The stairs at my guest house are steep and smooth, and I fell on them yesterday. My ankle is steady to walk on but tender, and I have a deep scrape on my forearm.
I lived in a suburb of Rome for six weeks one summer, at a family friend’s apartment. I’d take the early bus into the city and walk around in the heat. I found a market southeast of the bus stop plaza, and I’d go there every day. One morning, I stepped off a curb into a pothole and sprained my ankle. I was two miles’ walk and a bus ride from home, and by the time I finished the climb to my front door my ankle was swollen so badly I could barely stagger up the steps to the porch. I was housebound for four days, and I had nothing to eat but the three kilos of green and black figs I had bought at the market. (Summer was fig season in Rome, and there were laden fig trees everywhere, yellowjackets reeling around.)
So I sat inside and painted figs, first whole and then bitten open. I also watched most of my host’s DVD collection, including the first season of The Wire and Blackboard Jungle. I had a limp for the rest of the summer.
I’m not immobile now. I have a wedge of bruise on my ankle and one on my elbow, each around two shallow cuts from the banister. Shallow cuts like the one on the ball of my ankle are prone to infection – although this might be my superstition, the way some people refuse ice or cut fruit. One of my coteachers had a seeping pink patch on her foot from a shallow scrape on a muddy tile, and another had to go to the hospital with a swollen leg after she burned her shin on a motorcycle.

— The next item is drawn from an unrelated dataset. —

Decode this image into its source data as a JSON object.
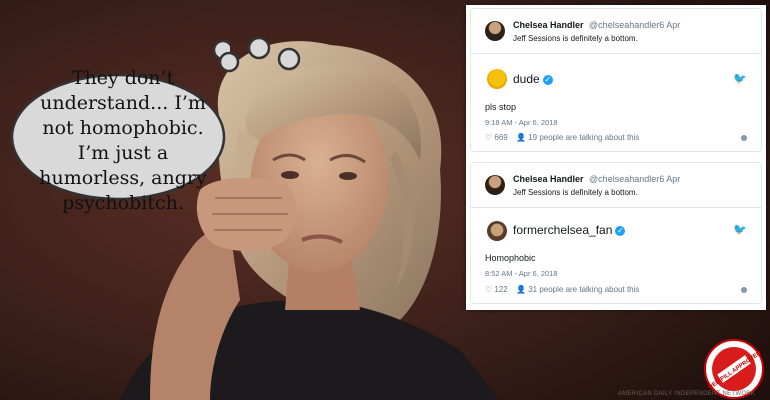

The weather is so hot here that I feel like I’m limping – outdoors is pleasant only before seven and after five, and I find myself rejecting a detour of a few blocks so I can get indoors earlier. Right now, I’m sitting in an air-conditioned cafe drinking a milkshake I justify as coffee, and dreading the five-hundred-foot walk back to my guesthouse. Summer in Cambodia is beautiful from indoors, but the heat defeats every plan as soon as I step outside.